** Data for processing follows **

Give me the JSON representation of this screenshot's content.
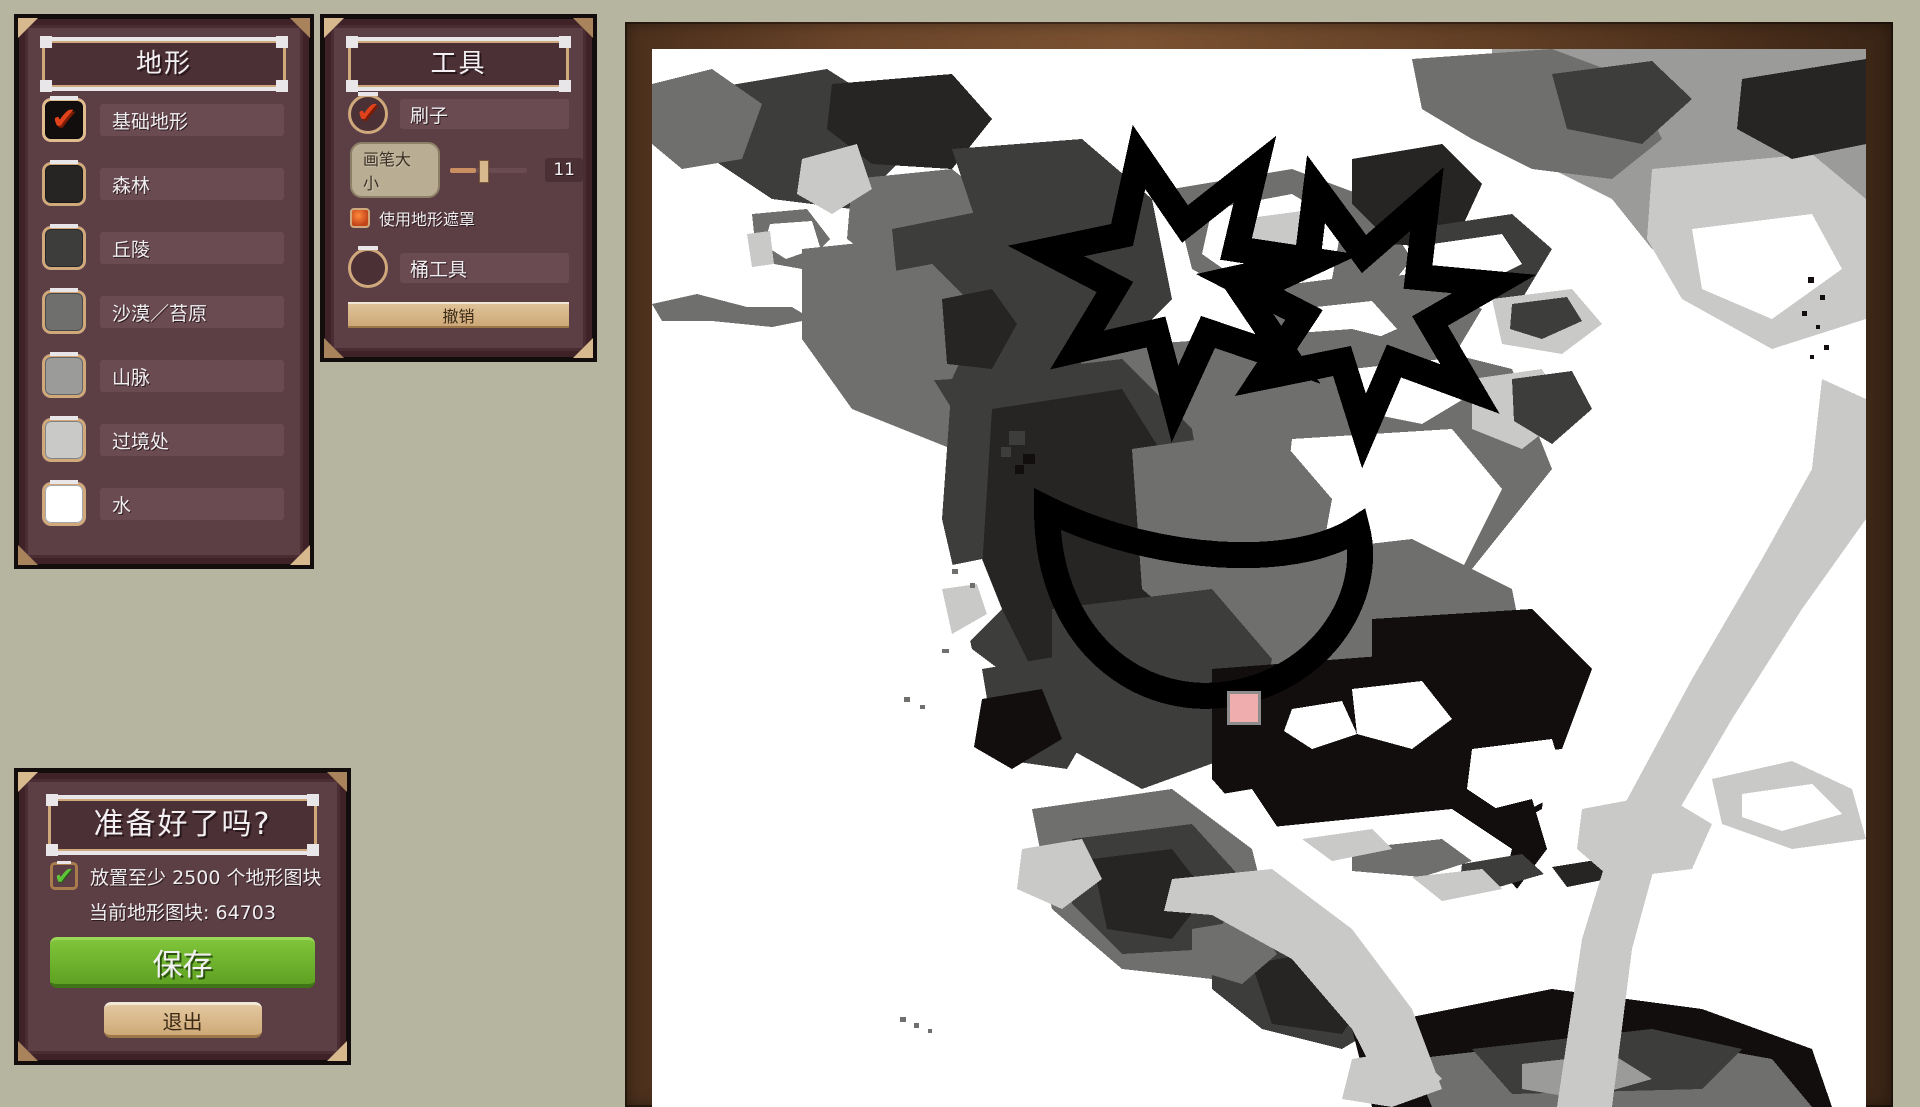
{
  "app": {
    "background_color": "#b6b5a0",
    "panel_color": "#5c3f45",
    "accent_gold": "#cfa97c"
  },
  "terrain_panel": {
    "title": "地形",
    "items": [
      {
        "label": "基础地形",
        "swatch": "#120e0e",
        "selected": true,
        "icon": "check-icon"
      },
      {
        "label": "森林",
        "swatch": "#262524",
        "selected": false,
        "icon": ""
      },
      {
        "label": "丘陵",
        "swatch": "#3d3d3c",
        "selected": false,
        "icon": ""
      },
      {
        "label": "沙漠／苔原",
        "swatch": "#6f6f6e",
        "selected": false,
        "icon": ""
      },
      {
        "label": "山脉",
        "swatch": "#9b9b9a",
        "selected": false,
        "icon": ""
      },
      {
        "label": "过境处",
        "swatch": "#c9c9c8",
        "selected": false,
        "icon": ""
      },
      {
        "label": "水",
        "swatch": "#ffffff",
        "selected": false,
        "icon": ""
      }
    ]
  },
  "tools_panel": {
    "title": "工具",
    "brush": {
      "label": "刷子",
      "selected": true,
      "icon": "check-icon",
      "size_label": "画笔大小",
      "size_value": "11",
      "mask_label": "使用地形遮罩",
      "mask_icon": "terrain-mask-icon",
      "mask_enabled": false
    },
    "bucket": {
      "label": "桶工具",
      "selected": false
    },
    "undo_label": "撤销"
  },
  "ready_panel": {
    "title": "准备好了吗?",
    "requirement_prefix": "放置至少",
    "requirement_amount": "2500",
    "requirement_suffix": "个地形图块",
    "requirement_met": true,
    "requirement_icon": "green-check-icon",
    "current_line": "当前地形图块: 64703",
    "save_label": "保存",
    "exit_label": "退出"
  },
  "map": {
    "cursor": {
      "name": "brush-cursor",
      "color": "#f0adad",
      "border": "#8d8d8d"
    },
    "palette": {
      "water": "#ffffff",
      "crossing": "#c9c9c8",
      "mountain": "#9b9b9a",
      "desert_tundra": "#6f6f6e",
      "hills": "#3d3d3c",
      "forest": "#262524",
      "base": "#120e0e",
      "drawing_ink": "#000000"
    },
    "drawing": "smiley face with two star eyes and an open mouth drawn over the Atlantic"
  }
}
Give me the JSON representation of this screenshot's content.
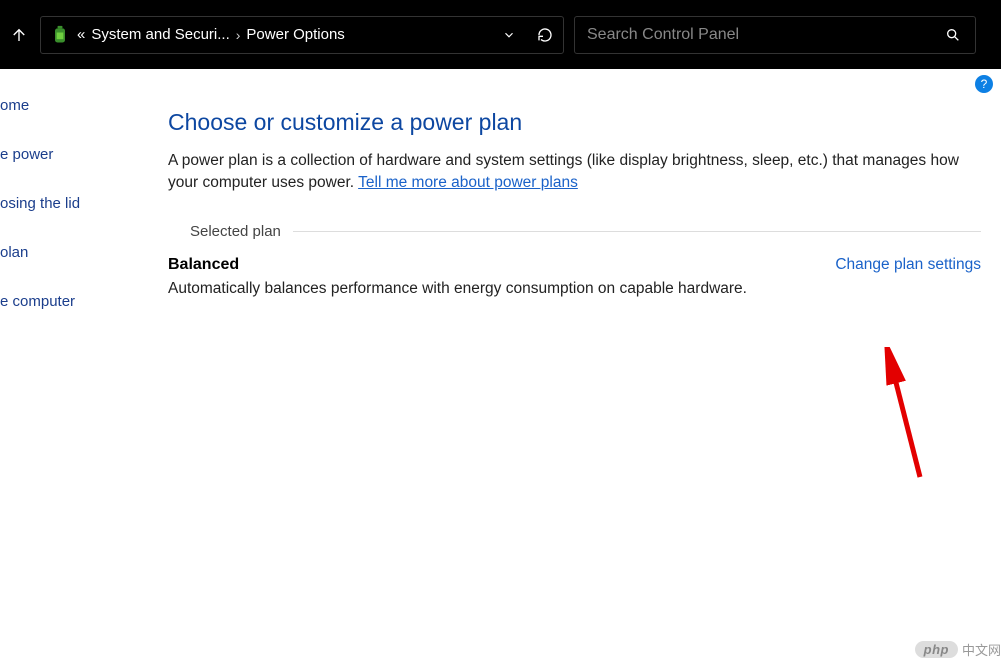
{
  "breadcrumb": {
    "prefix": "«",
    "part1": "System and Securi...",
    "sep": "›",
    "part2": "Power Options"
  },
  "search_placeholder": "Search Control Panel",
  "sidebar": {
    "items": [
      "ome",
      "e power",
      "osing the lid",
      "olan",
      "e computer"
    ]
  },
  "page_title": "Choose or customize a power plan",
  "description_pre": "A power plan is a collection of hardware and system settings (like display brightness, sleep, etc.) that manages how your computer uses power. ",
  "description_link": "Tell me more about power plans",
  "section_label": "Selected plan",
  "plan": {
    "name": "Balanced",
    "desc": "Automatically balances performance with energy consumption on capable hardware.",
    "change_link": "Change plan settings"
  },
  "help_text": "?",
  "watermark": {
    "badge": "php",
    "text": "中文网"
  }
}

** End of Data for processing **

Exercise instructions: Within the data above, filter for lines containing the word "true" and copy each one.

Task result:
        "selected": true,
      "selected": true,
    "requirement_met": true,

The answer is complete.